Summary: Sermon #3 This sermon talks about what holiness looks like. Taken from "Whatever Became of Holiness" by Steve Deneff
The Heart of the Matter
Do not defile yourselves by any of these creatures. Do not make yourselves unclean by means of them or be made unclean by them. I am the LORD your God; consecrate yourselves and be holy, because I am holy. Do not make yourselves unclean by any creature that moves about on the ground. I am the LORD who brought you up out of Egypt to be your God; therefore be holy, because I am holy.
When the bible speaks of something as “holy,” it is meant to be separate and uncommon. It is used to describe places, days, clothing, furniture, dishes, ground, water, oil, cities, words and people.
To be holy is to be unique. It is to be different from the rest. Distinctively better. Reserved for special purposes.
But is also has a moral overtone. It describes those things that are set apart and totally consecrated for spiritual purposes. They are pure... sacred... dedicated to a single idea: that of pleasing and serving God and God alone.
When the term “holy” is used to describe people, as we have seen in the passage from Leviticus, they are said to be separate from the rest of their culture on account of their uncommon love for God and for others. Their white-hot passion to imitate Christ consumes them. Their radical, almost fanatical obsession with God and to think of nothing else. That’s not to say that you become “so heavenly minded that you are no earthly good.” Your will becomes so inter-twined with the will of God that you want to please Him in ALL aspects of your life.
It is possible for common people to have an uncommon love for God. The Bible has said, and the happy experience of holy men of holy men in the past confirms, that whatever else holiness is. It is have able for the ordinary people today. It is possible to do what is right and like it. It is possible to hear sermons on sin and NOT leave feeling guilty about them. It is possible to be the kind of person we admire.
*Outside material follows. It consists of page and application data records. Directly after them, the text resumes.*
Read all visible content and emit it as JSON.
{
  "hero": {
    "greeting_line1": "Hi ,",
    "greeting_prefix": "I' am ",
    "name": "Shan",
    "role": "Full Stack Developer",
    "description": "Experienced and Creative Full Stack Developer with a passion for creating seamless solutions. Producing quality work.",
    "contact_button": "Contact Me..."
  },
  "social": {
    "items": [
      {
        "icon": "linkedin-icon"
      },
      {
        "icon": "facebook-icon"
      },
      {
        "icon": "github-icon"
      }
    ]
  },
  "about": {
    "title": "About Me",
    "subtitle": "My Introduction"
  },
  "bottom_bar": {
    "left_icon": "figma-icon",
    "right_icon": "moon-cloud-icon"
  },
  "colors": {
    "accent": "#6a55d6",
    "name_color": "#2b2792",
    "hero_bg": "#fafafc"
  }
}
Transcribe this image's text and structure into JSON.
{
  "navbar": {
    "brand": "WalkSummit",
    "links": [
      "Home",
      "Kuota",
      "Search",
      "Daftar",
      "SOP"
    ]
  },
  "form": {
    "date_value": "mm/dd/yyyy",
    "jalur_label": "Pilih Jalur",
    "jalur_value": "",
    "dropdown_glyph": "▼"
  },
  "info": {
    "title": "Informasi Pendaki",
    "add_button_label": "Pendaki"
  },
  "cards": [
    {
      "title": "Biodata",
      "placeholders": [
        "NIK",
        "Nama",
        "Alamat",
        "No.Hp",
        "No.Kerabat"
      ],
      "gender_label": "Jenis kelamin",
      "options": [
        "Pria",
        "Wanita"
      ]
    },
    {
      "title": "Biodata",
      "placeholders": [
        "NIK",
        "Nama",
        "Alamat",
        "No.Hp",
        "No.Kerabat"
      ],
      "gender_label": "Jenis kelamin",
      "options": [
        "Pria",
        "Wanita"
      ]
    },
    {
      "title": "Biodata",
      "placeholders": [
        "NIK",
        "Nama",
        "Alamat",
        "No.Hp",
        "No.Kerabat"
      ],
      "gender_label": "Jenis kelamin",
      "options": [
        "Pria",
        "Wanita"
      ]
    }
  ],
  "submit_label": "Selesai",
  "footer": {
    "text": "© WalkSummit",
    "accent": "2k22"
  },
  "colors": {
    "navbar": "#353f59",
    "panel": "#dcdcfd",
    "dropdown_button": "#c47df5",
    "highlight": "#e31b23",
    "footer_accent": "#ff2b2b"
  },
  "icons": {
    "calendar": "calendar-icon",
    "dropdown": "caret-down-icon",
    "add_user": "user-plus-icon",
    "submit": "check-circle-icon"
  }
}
It is possible to really KNOW we are pleasing God.
This is the sanctified life. This is the meaning of holiness. And this is the goal of all decent faith.
This morning, we will look at what holiness is. We have walked down the road where we have seen a holy God. Last week, we looked at sin and repentance. As we continue, let us look at what an obtainable, holy life truly looks like.
1. Holiness is a Pure Heart.
The Bible tells us that the heart is the seat of all affections and desires. It is the focal point of who we really are, buried deep beneath the layers of image, personality, attitude and behaviour. Everything we do, every pleasure we enjoy, every decision we make, every habit we form is found within our heart. It is not possible to act, think, speak, laugh, or cry for very long in a manner inconsistent with our heart. Vance Havner put it, “Whatever’s in the well, will eventually come up in the bucket.”
The Bible says our hearts may be purified from every selfish desire, and liberated to love God with all our soul, mind and strength; and then to love our neighbour as much as we love ourselves (Mark 12: 30-31). This, and nothing less, is entire sanctification. So purity in heart is the heart of the matter.
We may make mistakes. We may holler at kids or say more than we mean. We may rub people the wrong way. We may be, in our worst moments, irritable, overzealous, “slaphappy”, or downright obnoxious. But we care. We do not deny it. And we do not excuse it as “just within my character” if we know it isn’t in God’s. And we do not ask each time that these transgressions be forgiven, but cleansed.
A poem describes what a pure heart looks like.
When you are forgotten or neglected or purposely set at naught, and you sting and hurt with the insult or the oversight, but your heart is happy, being counted worthy to suffer for Christ - that is dying to self.
When your good is evil spoken of, when your wishes are crossed, your advice disregarded, your opinions ridiculed, and you refuse to let anger rise in your heart, or even defend yourself, but take it all in patient, loving silence - that is dying to self.
When you can stand face to face with folly, waste, extravagance, spiritual insensibility, and endure it as Jesus endured it - that is dying to self.
When you never care to refer to yourself in conversation, or to record your own good works, or itch after condemnation; when you can truly love to be unknown - that is dying to self.